What I didn’t realize until I was more mature was that I was wrong to be angry at people that abused the system, and I’m frankly embarrassed that I acted that way. There are always going to be people that abuse our tax dollars and tie up emergency room beds that should go to more deserving people. There are always going to be people out there that game the system, but you can’t worry about them. You have to come to grips with the fact that life is unfair. Talentless reality TV stars are millionaires, white-collar criminals are living it up in the Bahamas and that girl you have a crush on is dating a complete douchebag. Life is unfair and your anger does absolutely nothing but allow negativity in your life. The only thing you can control is your own life and your own happiness.

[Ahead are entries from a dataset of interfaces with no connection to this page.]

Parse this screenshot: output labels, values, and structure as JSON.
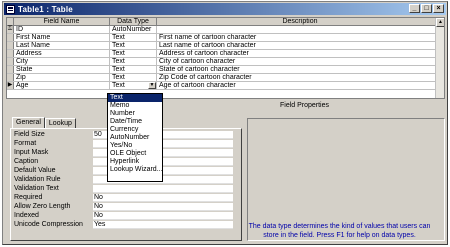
{
  "window": {
    "title": "Table1 : Table"
  },
  "grid": {
    "headers": {
      "field_name": "Field Name",
      "data_type": "Data Type",
      "description": "Description"
    },
    "rows": [
      {
        "name": "ID",
        "type": "AutoNumber",
        "desc": ""
      },
      {
        "name": "First Name",
        "type": "Text",
        "desc": "First name of cartoon character"
      },
      {
        "name": "Last Name",
        "type": "Text",
        "desc": "Last name of cartoon character"
      },
      {
        "name": "Address",
        "type": "Text",
        "desc": "Address of cartoon character"
      },
      {
        "name": "City",
        "type": "Text",
        "desc": "City of cartoon character"
      },
      {
        "name": "State",
        "type": "Text",
        "desc": "State of cartoon character"
      },
      {
        "name": "Zip",
        "type": "Text",
        "desc": "Zip Code of cartoon character"
      },
      {
        "name": "Age",
        "type": "Text",
        "desc": "Age of cartoon character"
      }
    ]
  },
  "dropdown": {
    "options": [
      "Text",
      "Memo",
      "Number",
      "Date/Time",
      "Currency",
      "AutoNumber",
      "Yes/No",
      "OLE Object",
      "Hyperlink",
      "Lookup Wizard..."
    ],
    "highlighted": "Text"
  },
  "field_properties": {
    "title": "Field Properties",
    "tabs": [
      "General",
      "Lookup"
    ],
    "properties": [
      {
        "label": "Field Size",
        "value": "50"
      },
      {
        "label": "Format",
        "value": ""
      },
      {
        "label": "Input Mask",
        "value": ""
      },
      {
        "label": "Caption",
        "value": ""
      },
      {
        "label": "Default Value",
        "value": ""
      },
      {
        "label": "Validation Rule",
        "value": ""
      },
      {
        "label": "Validation Text",
        "value": ""
      },
      {
        "label": "Required",
        "value": "No"
      },
      {
        "label": "Allow Zero Length",
        "value": "No"
      },
      {
        "label": "Indexed",
        "value": "No"
      },
      {
        "label": "Unicode Compression",
        "value": "Yes"
      }
    ],
    "help_text": "The data type determines the kind of values that users can store in the field.  Press F1 for help on data types."
  },
  "icons": {
    "key": "key-icon",
    "row_pointer": "row-pointer-icon",
    "menu": "table-icon"
  },
  "colors": {
    "titlebar": "#0a246a",
    "selection": "#0a246a",
    "help_text": "#0000aa",
    "chrome": "#d4d0c8"
  }
}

When I was a clinical intern at the emergency room, I couldn’t hit a single IV — to all of the patients whose veins I missed, I’m sorry. The problem continued when I got to my field internship. Luckily, my preceptor Corey recognized the other qualities that made me great, so whenever I missed an IV he would always say, “You’re solid in everything else you do, so I’m not worried about the IV thing — it will come in time.” And he was right. By the time I was a paramedic in New Haven, I was nailing IVs. I knew it was something I wanted to get better at, so I practiced whenever the situation dictated it, upping my success rate to the point where I got a reputation for that skill from the nurses in the ER. Over the years, though, I noticed that, much like baseball, I could go through a “hitting slump,” where no matter how hard I tried I couldn’t put the needle in the vein. But when you’re having trouble hitting the ball in baseball, what do they tell you to do? Keep swinging like you normally would, and your success will eventually come back — and it did every time, not because of technique, but because of confidence. Now I have my IVs down to where I can toss a needle in the vein of a seizing diabetic or a combative drug addict while going 75 miles per hour down the potholed 10 freeway. But I only learned that from experience and forced repetition, both of which gave me the confidence I needed to succeed.

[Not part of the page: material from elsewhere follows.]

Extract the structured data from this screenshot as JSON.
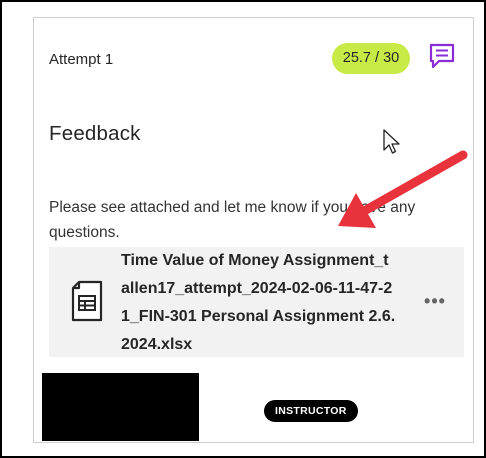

That same confidence applies to life, from talking to a woman at a bar, to parallel parking your car, to weaving confidence behind the words I write in articles. Confidence has even helped me with Olympic weightlifting in CrossFit. Think about how much weight you could lift if you didn’t have that little voice in your head saying, “This is too heavy.” I’ve seen patients on PCP fight off three police officers with superhuman strength — not because PCP makes them stronger, but because it impairs the part of their brain that tells them “I can’t do this.” It’s the same concept with the mother who lifts a car off her child in distress. In those moments, self-doubt doesn’t exist; there is only “I can.” Your faith in your abilities also has to do with the concepts of self-fulfilling prophecy and self-sabotage. Eliminate those two things and you can do anything. You shouldn’t go up to a woman at a bar thinking, “She’s never going to go for a guy like me.” You need to approach her thinking, “There’s no way this isn’t going to work.”

Your confidence affects everything you do, from business deals to how well you can cook a steak, to determining if you’re a easy target for criminals or even how well you’re going to succeed with fitness. You’ve heard the maxim “confidence is everything,” but you probably associate it with talking to the opposite sex. But for many of us, we don’t realize the true depth of that statement until we’ve applied it to every facet of our lives. Confidence. Is. Everything.

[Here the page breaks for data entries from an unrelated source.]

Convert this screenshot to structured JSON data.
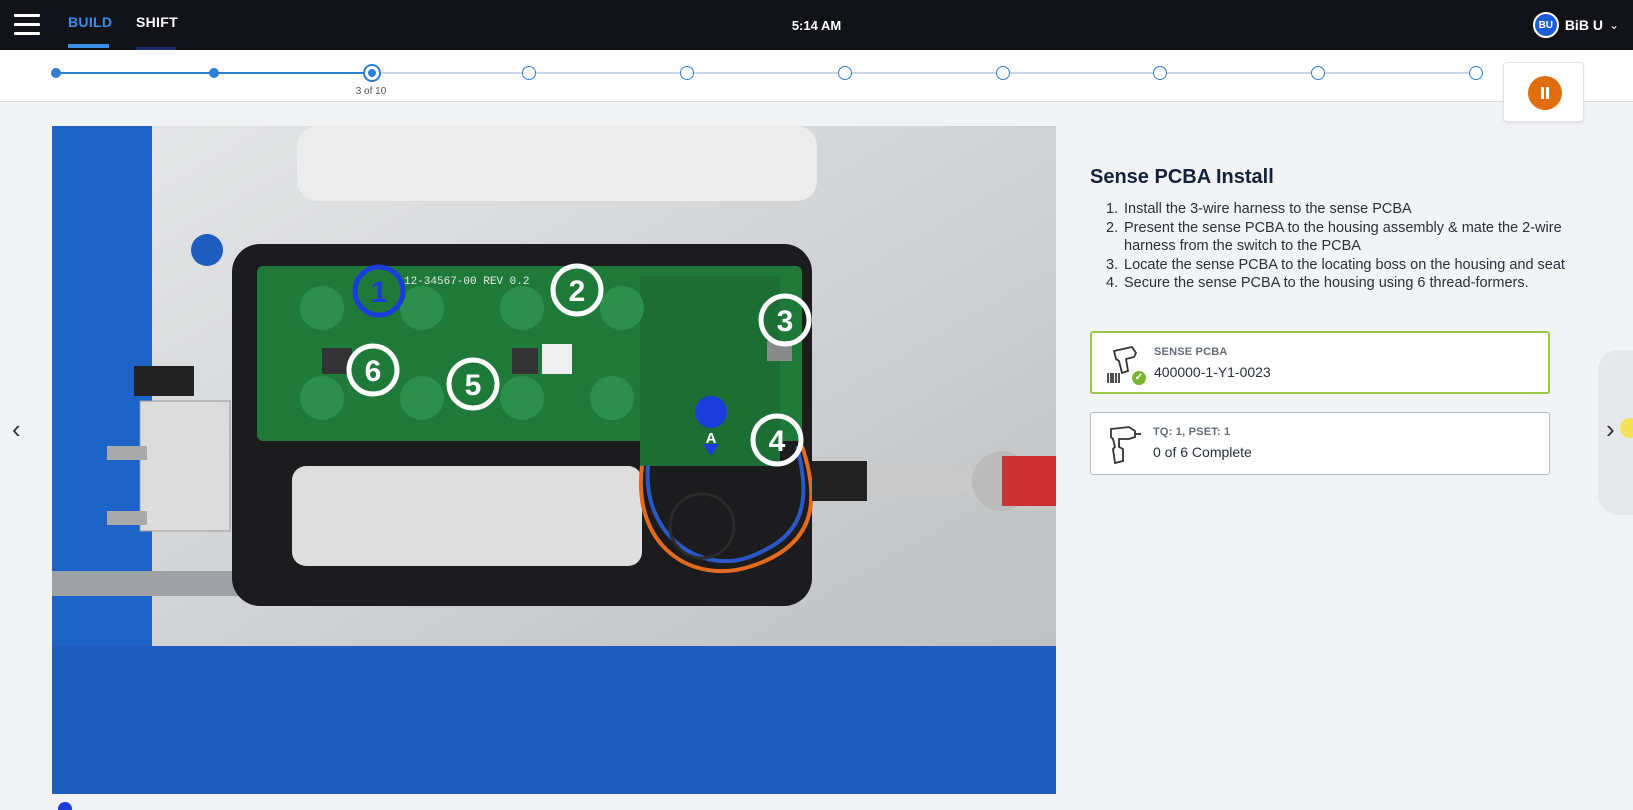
{
  "header": {
    "tabs": [
      {
        "label": "BUILD",
        "active": true
      },
      {
        "label": "SHIFT",
        "active": false
      }
    ],
    "time": "5:14 AM",
    "user": {
      "initials": "BU",
      "name": "BiB U"
    }
  },
  "progress": {
    "current_step": 3,
    "total_steps": 10,
    "label": "3 of 10"
  },
  "image": {
    "pcb_text": "12-34567-00 REV 0.2",
    "callouts": [
      "1",
      "2",
      "3",
      "4",
      "5",
      "6"
    ],
    "marker": "A"
  },
  "instruction": {
    "title": "Sense PCBA Install",
    "steps": [
      "Install the 3-wire harness to the sense PCBA",
      "Present the sense PCBA to the housing assembly & mate the 2-wire harness from the switch to the PCBA",
      "Locate the sense PCBA to the locating boss on the housing and seat",
      "Secure the sense PCBA to the housing using 6 thread-formers."
    ]
  },
  "cards": {
    "scan": {
      "label": "SENSE PCBA",
      "value": "400000-1-Y1-0023",
      "status": "complete",
      "icon": "barcode-scanner-icon"
    },
    "torque": {
      "label": "TQ: 1, PSET: 1",
      "value": "0 of 6 Complete",
      "icon": "torque-driver-icon"
    }
  },
  "colors": {
    "accent": "#2d7fd3",
    "topbar": "#111319",
    "pause": "#e06d10",
    "success": "#9ac846",
    "active_callout": "#1a3cdb"
  }
}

Being a paramedic gave me a different perspective on life (and death), but many of the lessons I learned didn’t have to do with medicine or saving people’s lives. Instead, saving other people’s lives affected my life in ways I never could have imagined. The choices we make are how we experience life. We know that at a fundamental level, but rarely do we embrace it. While still a licensed paramedic, I no longer practice, but I attribute the way I live my life — and the man I am — to the lessons I learned from my years of working in emergency medicine.

Title Photo Credit: flickr